**ABOUT THIS EXERCISE**
Whenever a line below includes the word "Community", copy that line.

**DATASET EXCERPTS**
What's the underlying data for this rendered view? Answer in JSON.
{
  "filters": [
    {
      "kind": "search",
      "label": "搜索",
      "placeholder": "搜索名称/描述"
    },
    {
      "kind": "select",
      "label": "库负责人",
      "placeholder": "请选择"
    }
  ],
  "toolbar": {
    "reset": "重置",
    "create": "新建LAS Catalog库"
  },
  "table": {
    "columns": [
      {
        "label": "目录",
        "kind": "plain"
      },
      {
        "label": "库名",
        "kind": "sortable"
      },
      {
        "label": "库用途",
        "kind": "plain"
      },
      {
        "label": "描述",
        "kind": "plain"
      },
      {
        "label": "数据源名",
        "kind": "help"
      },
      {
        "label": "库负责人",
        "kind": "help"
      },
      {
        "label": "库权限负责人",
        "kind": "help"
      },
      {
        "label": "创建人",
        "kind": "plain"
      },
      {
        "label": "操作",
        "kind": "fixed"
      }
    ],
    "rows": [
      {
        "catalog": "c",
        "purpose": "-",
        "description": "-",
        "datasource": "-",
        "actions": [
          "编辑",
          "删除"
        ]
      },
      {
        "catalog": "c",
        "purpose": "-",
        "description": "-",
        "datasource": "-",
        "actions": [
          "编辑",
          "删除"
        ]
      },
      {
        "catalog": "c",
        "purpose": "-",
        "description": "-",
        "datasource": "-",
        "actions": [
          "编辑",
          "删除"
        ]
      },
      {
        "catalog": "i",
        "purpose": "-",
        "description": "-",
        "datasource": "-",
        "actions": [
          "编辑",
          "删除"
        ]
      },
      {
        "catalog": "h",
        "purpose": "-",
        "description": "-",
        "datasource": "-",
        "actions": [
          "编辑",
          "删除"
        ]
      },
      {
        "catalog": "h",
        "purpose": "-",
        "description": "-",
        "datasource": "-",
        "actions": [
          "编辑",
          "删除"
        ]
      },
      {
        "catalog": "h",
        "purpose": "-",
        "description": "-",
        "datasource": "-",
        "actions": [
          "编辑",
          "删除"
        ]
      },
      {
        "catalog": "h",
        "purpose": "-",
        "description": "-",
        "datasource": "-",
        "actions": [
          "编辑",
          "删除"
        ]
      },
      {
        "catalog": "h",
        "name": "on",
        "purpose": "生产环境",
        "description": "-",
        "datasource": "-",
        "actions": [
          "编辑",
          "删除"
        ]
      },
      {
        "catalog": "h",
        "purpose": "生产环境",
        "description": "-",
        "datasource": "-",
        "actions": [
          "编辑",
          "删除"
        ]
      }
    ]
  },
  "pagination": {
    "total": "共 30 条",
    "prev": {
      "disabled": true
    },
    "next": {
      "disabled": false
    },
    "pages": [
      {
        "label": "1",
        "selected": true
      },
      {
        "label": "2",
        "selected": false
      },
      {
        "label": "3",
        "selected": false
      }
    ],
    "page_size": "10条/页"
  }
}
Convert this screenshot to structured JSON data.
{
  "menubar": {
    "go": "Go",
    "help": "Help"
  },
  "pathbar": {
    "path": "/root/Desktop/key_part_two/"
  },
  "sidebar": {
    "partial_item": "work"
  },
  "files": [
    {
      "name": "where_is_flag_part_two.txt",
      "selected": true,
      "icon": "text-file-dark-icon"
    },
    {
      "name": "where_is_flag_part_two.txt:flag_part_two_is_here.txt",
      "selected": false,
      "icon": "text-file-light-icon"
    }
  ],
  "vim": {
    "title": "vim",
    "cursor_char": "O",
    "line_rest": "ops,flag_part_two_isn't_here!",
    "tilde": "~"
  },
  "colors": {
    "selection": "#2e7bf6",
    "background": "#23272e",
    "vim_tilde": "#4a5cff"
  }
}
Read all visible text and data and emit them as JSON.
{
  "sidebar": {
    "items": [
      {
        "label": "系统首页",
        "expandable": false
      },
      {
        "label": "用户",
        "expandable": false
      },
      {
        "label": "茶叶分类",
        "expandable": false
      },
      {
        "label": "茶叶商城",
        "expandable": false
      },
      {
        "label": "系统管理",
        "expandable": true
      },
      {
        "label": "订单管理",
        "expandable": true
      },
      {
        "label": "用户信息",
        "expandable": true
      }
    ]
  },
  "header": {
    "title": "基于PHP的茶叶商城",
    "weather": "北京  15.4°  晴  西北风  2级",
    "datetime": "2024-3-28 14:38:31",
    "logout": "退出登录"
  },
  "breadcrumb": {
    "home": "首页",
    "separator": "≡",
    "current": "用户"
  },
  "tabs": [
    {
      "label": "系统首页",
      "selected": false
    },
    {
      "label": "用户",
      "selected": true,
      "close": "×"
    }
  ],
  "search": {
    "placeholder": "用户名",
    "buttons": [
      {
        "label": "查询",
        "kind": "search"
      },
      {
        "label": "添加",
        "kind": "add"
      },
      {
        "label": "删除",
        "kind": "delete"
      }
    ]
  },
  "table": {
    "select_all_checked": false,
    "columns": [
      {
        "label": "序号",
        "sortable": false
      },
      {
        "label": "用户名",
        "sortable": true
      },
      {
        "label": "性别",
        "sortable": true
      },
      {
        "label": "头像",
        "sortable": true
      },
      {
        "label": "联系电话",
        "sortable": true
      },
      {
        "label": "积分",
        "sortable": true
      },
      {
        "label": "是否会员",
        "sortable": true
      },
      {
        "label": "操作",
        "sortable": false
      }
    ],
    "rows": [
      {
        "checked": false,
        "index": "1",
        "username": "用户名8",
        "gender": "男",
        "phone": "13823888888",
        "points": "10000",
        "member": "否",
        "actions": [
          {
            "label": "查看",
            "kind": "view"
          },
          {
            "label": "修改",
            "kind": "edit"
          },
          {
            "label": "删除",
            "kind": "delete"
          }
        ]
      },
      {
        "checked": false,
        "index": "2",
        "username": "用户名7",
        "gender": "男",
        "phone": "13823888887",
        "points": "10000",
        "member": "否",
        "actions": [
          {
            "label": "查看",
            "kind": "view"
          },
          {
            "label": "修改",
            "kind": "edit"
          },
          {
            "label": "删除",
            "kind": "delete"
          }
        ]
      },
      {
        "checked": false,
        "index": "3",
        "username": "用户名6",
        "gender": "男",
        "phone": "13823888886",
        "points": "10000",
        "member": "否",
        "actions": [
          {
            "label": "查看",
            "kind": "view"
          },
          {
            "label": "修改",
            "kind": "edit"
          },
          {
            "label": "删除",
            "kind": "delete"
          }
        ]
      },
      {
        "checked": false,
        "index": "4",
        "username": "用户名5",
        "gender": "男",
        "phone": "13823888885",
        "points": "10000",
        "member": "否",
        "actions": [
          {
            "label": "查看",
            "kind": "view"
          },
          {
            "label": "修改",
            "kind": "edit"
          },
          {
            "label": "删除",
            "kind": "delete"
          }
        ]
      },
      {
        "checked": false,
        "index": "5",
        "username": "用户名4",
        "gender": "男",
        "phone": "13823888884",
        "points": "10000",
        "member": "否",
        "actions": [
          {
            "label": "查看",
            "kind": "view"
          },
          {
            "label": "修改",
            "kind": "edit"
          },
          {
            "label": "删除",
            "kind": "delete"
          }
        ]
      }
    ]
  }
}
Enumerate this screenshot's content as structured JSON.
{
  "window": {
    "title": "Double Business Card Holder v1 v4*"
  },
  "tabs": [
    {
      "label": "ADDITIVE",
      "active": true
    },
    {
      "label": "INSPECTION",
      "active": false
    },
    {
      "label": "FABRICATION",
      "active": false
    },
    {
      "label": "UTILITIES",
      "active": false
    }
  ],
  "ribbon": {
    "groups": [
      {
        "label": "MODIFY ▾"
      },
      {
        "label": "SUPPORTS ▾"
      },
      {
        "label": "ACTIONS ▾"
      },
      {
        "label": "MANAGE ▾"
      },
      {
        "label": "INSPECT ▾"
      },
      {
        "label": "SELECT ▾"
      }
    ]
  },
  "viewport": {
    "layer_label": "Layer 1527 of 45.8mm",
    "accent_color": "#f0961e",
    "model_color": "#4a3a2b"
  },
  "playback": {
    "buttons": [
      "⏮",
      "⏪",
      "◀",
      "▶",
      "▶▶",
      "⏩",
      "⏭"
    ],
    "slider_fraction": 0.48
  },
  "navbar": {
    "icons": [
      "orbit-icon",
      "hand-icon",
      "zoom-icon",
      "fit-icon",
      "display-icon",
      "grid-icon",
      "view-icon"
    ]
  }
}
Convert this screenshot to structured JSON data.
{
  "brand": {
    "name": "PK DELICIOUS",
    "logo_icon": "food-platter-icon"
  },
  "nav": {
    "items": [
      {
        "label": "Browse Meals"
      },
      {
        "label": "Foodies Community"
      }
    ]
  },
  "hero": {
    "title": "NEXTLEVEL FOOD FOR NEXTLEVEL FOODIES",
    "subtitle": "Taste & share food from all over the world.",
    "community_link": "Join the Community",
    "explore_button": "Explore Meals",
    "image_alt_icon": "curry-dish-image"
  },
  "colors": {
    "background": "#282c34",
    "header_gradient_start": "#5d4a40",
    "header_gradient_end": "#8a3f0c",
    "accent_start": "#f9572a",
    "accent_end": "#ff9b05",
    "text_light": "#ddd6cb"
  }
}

**SOLVED PROBLEM**
        "label": "Foodies Community"
    "community_link": "Join the Community",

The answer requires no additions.